Lovers of Jane Austen’s romantic fiction will be fascinated by this museum honouring Bath’s famous writer. The centre is set in a classical Georgian house, which only adds to the romance, and you're even able to dress up in Regency costume to relive your favourite Jane Austen character! There's also a Regency tea room, where you can enjoy a leisurely pot of tea with cakes.
Foodies and history lovers will revel in the chance to try one of Sally Lunn’s world-famous buns in one of the oldest buildings in Bath. Inside the 15th century café and museum, you can see the original kitchen used by Sally Lunn more than 300 years ago to create her regional treats. The recipe is still a well-kept secret to this day!
This museum provides an interesting look at how Bath became a world-famous Georgian spa city and UNESCO World Heritage Site. Housed in a chapel built by the Countess of Huntingdon to fight decadence in Bath in the 18th century, the Gothic Revival building itself is stunning, while inside you'll find a fascinating model of the city - a great way to get a bird's eye view of its historic design.
Followers of fashion will enjoy a trip to this museum, which displays costumes spanning more than 400 years. There are about 150 figures whose various outfits chart the change in styles over the centuries, and you can even try on some of the garments yourself! It’s great for all the family to see just how much fashion has transformed over the years, and see first-hand the attire worn in the 'olden days'.
A fascinating collection of American history is housed within the impressive 19th century Claverton Manor, set in 120 acres of parkland and gardens. It’s the only museum of its kind outside of the USA to give an insight into American heritage and folk art.
Even by Bath's high standards, the Holburne Museum is one of the city's most beautiful buildings. The Grade 1 listed property was originally built as a hotel, but now houses a lovely collection of art, silverware and porcelain.
Built for the wealthy and unconventional Bath resident, William Beckford in 1827, this neo-classical tower contains his archives, library and collections.

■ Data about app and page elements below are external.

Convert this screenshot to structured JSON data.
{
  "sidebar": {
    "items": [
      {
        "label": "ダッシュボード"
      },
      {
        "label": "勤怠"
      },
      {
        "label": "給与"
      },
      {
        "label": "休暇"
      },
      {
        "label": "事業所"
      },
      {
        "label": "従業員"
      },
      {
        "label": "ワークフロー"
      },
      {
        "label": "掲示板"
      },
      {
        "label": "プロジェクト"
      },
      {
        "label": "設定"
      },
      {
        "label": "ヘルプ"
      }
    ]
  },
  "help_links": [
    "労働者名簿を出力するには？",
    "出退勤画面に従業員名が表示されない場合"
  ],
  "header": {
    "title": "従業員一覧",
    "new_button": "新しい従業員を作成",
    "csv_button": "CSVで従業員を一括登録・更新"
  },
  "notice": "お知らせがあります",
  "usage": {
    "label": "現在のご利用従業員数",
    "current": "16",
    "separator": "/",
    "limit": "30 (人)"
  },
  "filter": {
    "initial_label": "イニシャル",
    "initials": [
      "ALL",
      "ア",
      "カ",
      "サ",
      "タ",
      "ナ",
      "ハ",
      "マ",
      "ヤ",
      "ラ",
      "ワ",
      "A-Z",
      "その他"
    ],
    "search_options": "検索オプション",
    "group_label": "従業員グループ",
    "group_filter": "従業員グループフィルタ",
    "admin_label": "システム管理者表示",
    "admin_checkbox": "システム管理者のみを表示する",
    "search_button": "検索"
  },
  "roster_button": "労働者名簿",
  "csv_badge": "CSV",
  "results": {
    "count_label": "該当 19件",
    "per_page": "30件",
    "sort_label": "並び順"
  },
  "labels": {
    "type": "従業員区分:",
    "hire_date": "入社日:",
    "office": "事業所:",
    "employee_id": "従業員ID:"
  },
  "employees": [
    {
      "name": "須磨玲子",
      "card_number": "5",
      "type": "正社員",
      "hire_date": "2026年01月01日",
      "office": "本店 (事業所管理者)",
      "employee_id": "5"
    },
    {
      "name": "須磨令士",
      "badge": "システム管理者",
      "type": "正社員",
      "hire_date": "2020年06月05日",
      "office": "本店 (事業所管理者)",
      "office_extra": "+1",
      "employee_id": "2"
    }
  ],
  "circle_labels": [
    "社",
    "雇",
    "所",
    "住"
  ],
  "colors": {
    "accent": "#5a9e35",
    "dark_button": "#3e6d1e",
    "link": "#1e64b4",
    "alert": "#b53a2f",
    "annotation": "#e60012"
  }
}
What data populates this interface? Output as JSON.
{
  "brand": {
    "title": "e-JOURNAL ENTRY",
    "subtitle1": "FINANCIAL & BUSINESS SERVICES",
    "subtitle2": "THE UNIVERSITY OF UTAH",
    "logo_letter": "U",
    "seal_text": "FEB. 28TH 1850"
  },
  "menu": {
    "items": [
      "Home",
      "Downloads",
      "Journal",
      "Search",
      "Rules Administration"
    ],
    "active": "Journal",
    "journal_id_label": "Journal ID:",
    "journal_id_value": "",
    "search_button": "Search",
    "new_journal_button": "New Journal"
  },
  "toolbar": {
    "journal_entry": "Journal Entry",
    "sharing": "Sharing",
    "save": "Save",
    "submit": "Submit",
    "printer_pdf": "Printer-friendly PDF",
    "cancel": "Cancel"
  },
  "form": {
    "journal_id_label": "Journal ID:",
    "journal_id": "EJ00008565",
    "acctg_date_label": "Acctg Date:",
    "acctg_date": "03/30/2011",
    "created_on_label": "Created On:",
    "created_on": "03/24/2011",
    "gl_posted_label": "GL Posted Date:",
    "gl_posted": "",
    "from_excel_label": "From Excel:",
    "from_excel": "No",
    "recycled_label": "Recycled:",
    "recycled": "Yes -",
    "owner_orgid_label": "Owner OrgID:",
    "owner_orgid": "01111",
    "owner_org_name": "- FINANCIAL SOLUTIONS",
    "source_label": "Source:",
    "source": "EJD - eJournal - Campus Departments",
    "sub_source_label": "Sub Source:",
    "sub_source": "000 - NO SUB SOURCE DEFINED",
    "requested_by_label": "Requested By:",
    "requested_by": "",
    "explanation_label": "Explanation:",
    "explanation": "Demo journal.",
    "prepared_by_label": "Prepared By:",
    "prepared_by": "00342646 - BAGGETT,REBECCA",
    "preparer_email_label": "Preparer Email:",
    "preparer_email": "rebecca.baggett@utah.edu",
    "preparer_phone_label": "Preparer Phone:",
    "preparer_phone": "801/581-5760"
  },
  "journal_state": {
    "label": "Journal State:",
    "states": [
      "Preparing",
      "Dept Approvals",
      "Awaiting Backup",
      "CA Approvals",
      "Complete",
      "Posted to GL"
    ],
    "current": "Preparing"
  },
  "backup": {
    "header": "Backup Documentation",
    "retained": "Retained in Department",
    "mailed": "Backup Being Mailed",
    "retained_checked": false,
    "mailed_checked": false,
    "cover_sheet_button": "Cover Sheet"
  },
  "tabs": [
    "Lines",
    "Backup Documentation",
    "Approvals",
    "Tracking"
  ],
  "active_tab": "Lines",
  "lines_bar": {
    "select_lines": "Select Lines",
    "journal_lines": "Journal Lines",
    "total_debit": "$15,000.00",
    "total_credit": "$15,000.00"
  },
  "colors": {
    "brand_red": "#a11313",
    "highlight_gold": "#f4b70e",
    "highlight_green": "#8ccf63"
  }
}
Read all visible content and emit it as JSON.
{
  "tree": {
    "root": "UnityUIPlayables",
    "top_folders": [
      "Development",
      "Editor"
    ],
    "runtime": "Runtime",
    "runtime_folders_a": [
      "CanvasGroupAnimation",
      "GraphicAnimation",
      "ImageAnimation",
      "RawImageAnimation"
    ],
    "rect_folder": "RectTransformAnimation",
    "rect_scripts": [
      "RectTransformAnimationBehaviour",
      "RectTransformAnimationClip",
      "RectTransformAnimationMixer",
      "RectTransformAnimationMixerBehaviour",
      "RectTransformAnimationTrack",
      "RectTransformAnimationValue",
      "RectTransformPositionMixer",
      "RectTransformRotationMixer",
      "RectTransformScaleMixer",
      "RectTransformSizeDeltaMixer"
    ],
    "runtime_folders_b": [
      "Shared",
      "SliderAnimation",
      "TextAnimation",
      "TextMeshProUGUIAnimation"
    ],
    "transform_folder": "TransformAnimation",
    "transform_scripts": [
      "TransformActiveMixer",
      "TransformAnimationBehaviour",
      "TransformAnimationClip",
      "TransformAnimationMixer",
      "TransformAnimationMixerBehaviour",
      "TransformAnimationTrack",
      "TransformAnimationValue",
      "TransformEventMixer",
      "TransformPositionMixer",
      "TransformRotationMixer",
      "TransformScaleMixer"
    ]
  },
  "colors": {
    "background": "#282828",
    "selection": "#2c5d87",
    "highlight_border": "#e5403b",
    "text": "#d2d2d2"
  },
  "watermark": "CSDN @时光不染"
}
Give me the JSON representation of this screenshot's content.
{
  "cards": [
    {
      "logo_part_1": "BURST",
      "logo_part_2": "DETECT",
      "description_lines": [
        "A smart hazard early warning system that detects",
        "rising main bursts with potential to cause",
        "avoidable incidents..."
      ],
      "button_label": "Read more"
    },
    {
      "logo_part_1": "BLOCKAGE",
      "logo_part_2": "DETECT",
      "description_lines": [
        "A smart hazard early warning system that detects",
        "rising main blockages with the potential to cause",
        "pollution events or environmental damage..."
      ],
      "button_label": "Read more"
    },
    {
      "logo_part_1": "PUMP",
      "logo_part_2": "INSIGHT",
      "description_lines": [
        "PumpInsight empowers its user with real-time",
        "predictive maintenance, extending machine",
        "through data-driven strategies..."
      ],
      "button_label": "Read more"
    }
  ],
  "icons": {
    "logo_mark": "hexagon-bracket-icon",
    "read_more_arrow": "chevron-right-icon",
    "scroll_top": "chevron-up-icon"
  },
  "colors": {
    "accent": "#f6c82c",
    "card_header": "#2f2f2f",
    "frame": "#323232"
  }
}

You can also enjoy great views from the top of this 19th century folly - climb up the restored tower for far-reaching views over Bath and the surrounding countryside.
This popular art museum houses paintings by artists ranging from Gainsborough to Turner, as well as contemporary works. There are also rotating temporary exhibitions, which keep fans coming back time and again.
The museum is in the former home of astronomer and musician William Herschel. Inside the Georgian townhouse, you can explore Herschel's workshop, music room and garden. It was here that Herschel discovered the planet Uranus with a telescope he had built himself!